| YOUR OBJECTIVE |
The lines you return should be those containing the string "address", taken from the data below.

| SUPPLIED RECORDS |
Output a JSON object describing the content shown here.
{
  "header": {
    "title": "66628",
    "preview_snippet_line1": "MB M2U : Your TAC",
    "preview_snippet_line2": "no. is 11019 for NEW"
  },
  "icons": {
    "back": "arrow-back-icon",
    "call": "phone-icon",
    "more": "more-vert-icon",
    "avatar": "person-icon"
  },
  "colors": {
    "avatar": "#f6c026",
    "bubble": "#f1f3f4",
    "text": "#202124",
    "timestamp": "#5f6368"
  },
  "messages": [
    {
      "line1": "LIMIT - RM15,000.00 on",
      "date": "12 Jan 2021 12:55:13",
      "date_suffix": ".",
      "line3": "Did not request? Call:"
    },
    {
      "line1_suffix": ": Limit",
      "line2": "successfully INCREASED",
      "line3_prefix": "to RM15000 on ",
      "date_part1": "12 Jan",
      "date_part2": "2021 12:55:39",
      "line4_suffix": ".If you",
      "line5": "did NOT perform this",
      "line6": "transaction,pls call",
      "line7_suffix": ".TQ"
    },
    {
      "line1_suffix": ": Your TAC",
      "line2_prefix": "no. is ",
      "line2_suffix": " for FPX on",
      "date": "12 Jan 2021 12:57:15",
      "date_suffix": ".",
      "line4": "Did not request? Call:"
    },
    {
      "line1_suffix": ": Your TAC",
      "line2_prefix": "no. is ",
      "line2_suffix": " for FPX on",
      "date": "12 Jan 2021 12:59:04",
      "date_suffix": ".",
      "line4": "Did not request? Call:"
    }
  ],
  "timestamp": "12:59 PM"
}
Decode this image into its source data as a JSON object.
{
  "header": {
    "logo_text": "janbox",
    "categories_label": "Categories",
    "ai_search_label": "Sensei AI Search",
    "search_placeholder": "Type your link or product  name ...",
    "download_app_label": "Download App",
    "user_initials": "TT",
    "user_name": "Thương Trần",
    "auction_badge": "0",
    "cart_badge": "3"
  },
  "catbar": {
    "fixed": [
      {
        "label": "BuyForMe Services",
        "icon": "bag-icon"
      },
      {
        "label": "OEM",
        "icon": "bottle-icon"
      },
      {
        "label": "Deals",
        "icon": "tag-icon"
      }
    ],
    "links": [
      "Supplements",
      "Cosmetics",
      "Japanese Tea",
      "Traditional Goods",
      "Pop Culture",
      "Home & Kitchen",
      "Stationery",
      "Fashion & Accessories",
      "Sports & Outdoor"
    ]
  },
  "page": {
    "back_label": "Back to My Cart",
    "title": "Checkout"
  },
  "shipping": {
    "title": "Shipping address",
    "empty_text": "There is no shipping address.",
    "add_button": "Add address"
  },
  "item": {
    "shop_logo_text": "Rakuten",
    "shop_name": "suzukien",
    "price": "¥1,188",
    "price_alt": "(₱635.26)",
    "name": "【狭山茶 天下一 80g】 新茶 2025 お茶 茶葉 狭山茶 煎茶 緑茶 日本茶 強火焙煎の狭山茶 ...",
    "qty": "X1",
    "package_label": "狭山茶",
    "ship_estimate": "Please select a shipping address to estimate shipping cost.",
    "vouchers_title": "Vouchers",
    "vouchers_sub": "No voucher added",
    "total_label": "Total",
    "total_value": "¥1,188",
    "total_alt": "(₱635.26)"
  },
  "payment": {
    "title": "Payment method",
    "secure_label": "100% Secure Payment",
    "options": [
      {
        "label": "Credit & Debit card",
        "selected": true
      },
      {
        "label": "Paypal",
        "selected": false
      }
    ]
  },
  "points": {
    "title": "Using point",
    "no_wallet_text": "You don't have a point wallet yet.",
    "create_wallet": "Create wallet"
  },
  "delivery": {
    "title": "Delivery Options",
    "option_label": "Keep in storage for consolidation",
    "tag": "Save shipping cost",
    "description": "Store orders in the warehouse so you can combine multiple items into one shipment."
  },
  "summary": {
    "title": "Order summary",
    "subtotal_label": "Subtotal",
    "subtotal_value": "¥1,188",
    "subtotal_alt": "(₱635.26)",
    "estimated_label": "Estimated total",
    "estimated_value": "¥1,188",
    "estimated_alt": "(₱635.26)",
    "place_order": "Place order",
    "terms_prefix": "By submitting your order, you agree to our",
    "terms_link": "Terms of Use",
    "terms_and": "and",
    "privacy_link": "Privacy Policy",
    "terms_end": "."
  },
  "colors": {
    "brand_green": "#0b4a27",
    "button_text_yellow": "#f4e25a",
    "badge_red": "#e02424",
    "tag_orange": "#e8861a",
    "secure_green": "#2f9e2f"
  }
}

| YOUR SOLUTION |
    "title": "Shipping address",
    "empty_text": "There is no shipping address.",
    "add_button": "Add address"
    "ship_estimate": "Please select a shipping address to estimate shipping cost.",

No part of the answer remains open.